::: Supplied material :::
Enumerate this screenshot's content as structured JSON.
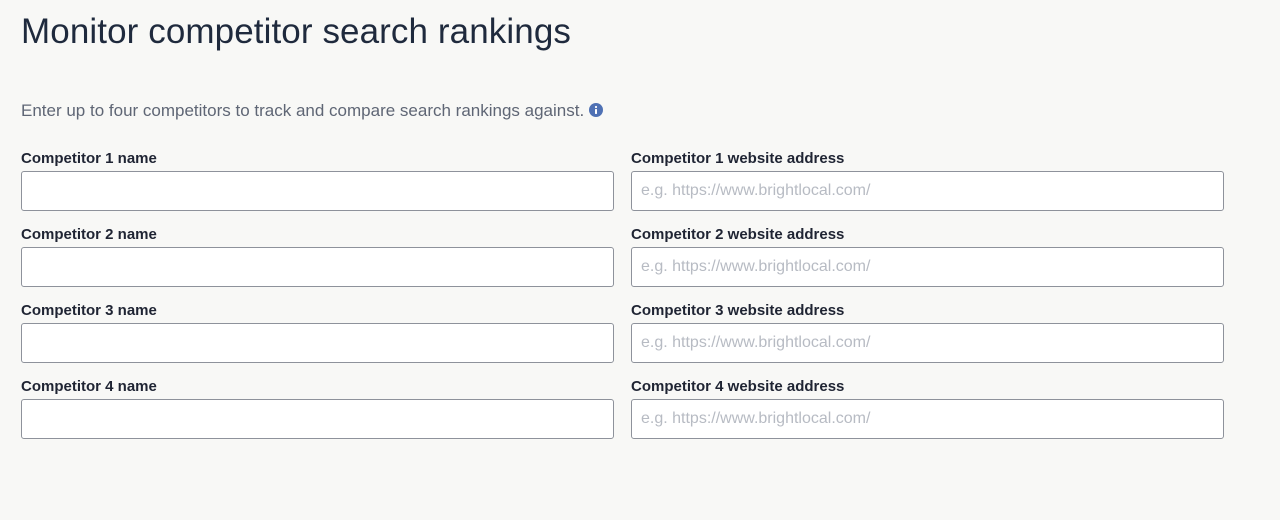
{
  "page": {
    "title": "Monitor competitor search rankings",
    "intro": "Enter up to four competitors to track and compare search rankings against."
  },
  "icons": {
    "info": "info-icon",
    "info_color": "#4f71b4"
  },
  "competitors": [
    {
      "name_label": "Competitor 1 name",
      "name_value": "",
      "url_label": "Competitor 1 website address",
      "url_value": "",
      "url_placeholder": "e.g. https://www.brightlocal.com/"
    },
    {
      "name_label": "Competitor 2 name",
      "name_value": "",
      "url_label": "Competitor 2 website address",
      "url_value": "",
      "url_placeholder": "e.g. https://www.brightlocal.com/"
    },
    {
      "name_label": "Competitor 3 name",
      "name_value": "",
      "url_label": "Competitor 3 website address",
      "url_value": "",
      "url_placeholder": "e.g. https://www.brightlocal.com/"
    },
    {
      "name_label": "Competitor 4 name",
      "name_value": "",
      "url_label": "Competitor 4 website address",
      "url_value": "",
      "url_placeholder": "e.g. https://www.brightlocal.com/"
    }
  ]
}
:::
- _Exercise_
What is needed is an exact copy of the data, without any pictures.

- _Solution below_
Enumerate this screenshot's content as structured JSON.
{
  "page": {
    "title": "Monitor competitor search rankings",
    "intro": "Enter up to four competitors to track and compare search rankings against."
  },
  "icons": {
    "info": "info-icon",
    "info_color": "#4f71b4"
  },
  "competitors": [
    {
      "name_label": "Competitor 1 name",
      "name_value": "",
      "url_label": "Competitor 1 website address",
      "url_value": "",
      "url_placeholder": "e.g. https://www.brightlocal.com/"
    },
    {
      "name_label": "Competitor 2 name",
      "name_value": "",
      "url_label": "Competitor 2 website address",
      "url_value": "",
      "url_placeholder": "e.g. https://www.brightlocal.com/"
    },
    {
      "name_label": "Competitor 3 name",
      "name_value": "",
      "url_label": "Competitor 3 website address",
      "url_value": "",
      "url_placeholder": "e.g. https://www.brightlocal.com/"
    },
    {
      "name_label": "Competitor 4 name",
      "name_value": "",
      "url_label": "Competitor 4 website address",
      "url_value": "",
      "url_placeholder": "e.g. https://www.brightlocal.com/"
    }
  ]
}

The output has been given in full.